Date of this Version
Compendium on Continuing Education for the Practicing Veterinarian
Electroretinography is an important objective procedure that is used to assess the outer retina and follow the progression of and recovery from retinal disorders. This procedure is more sensitive than other diagnostic techniques, such as ophthalmoscopy, for determining subtle or early alterations in the outer retina. Electroretinography cannot, however, assess vision because an electroretinograpn (ERG) may be normal in dogs and cats with cortical blindness or early stages of glaucoma. If retinal dysfunction is known or suspected, an ERG may be necessary. This two-part presentation provides general practitioners with information about this relatively noninvasive electrodiagnostic procedure in order to assist them in assessing the need for referral to a veterinary ophthalmologist or neurologist.

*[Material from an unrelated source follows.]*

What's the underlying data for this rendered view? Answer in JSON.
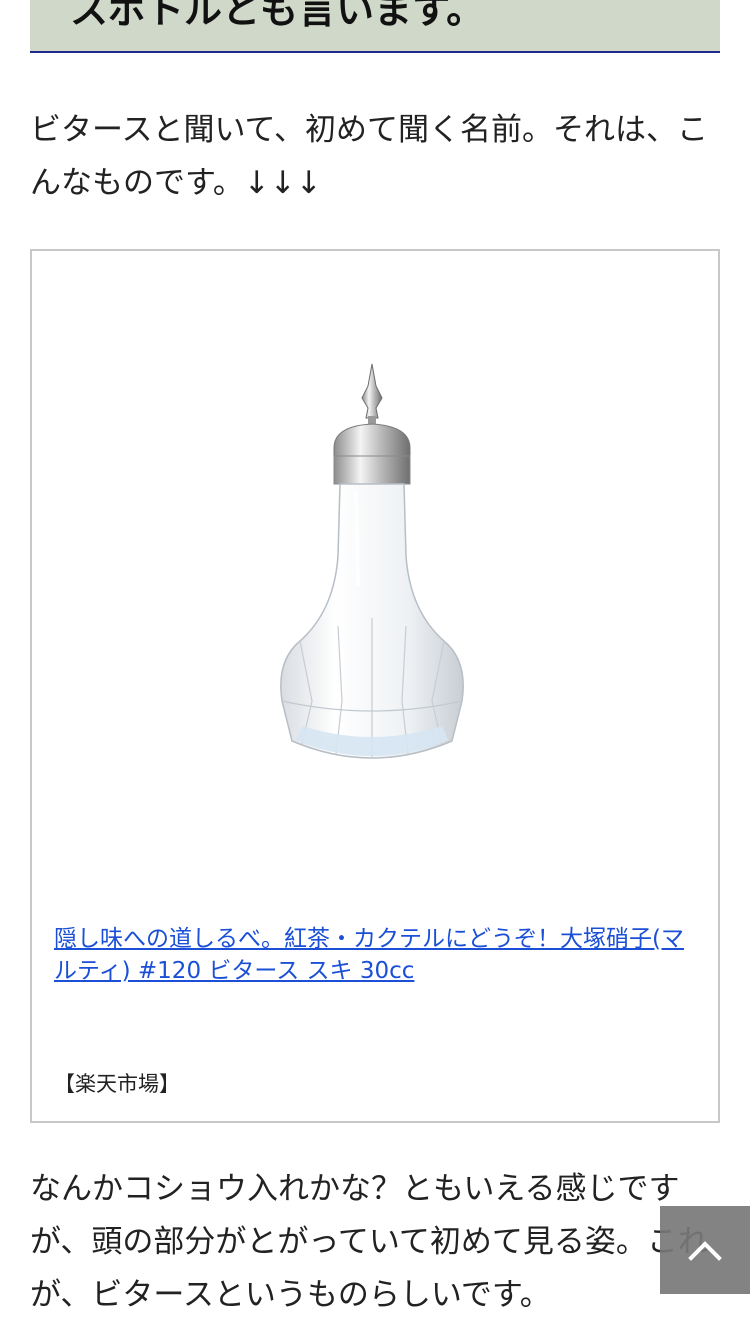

Part I reviews the morphologic and physiologic characteristics of the retina; Part II will examine electroretinographic technique, interpretations, and indications.
Komáromy, A. M., Smith, P. J., & Brooks, D. E. (1998). Electroretinography in Dogs and Cats. Part I. Retinal Morphology and Physiology. Compendium on Continuing Education for the Practicing Veterinarian, 20 (3), 343-351. Retrieved from https://repository.upenn.edu/vet_papers/49
Date Posted: 20 November 2013
This document has been peer reviewed.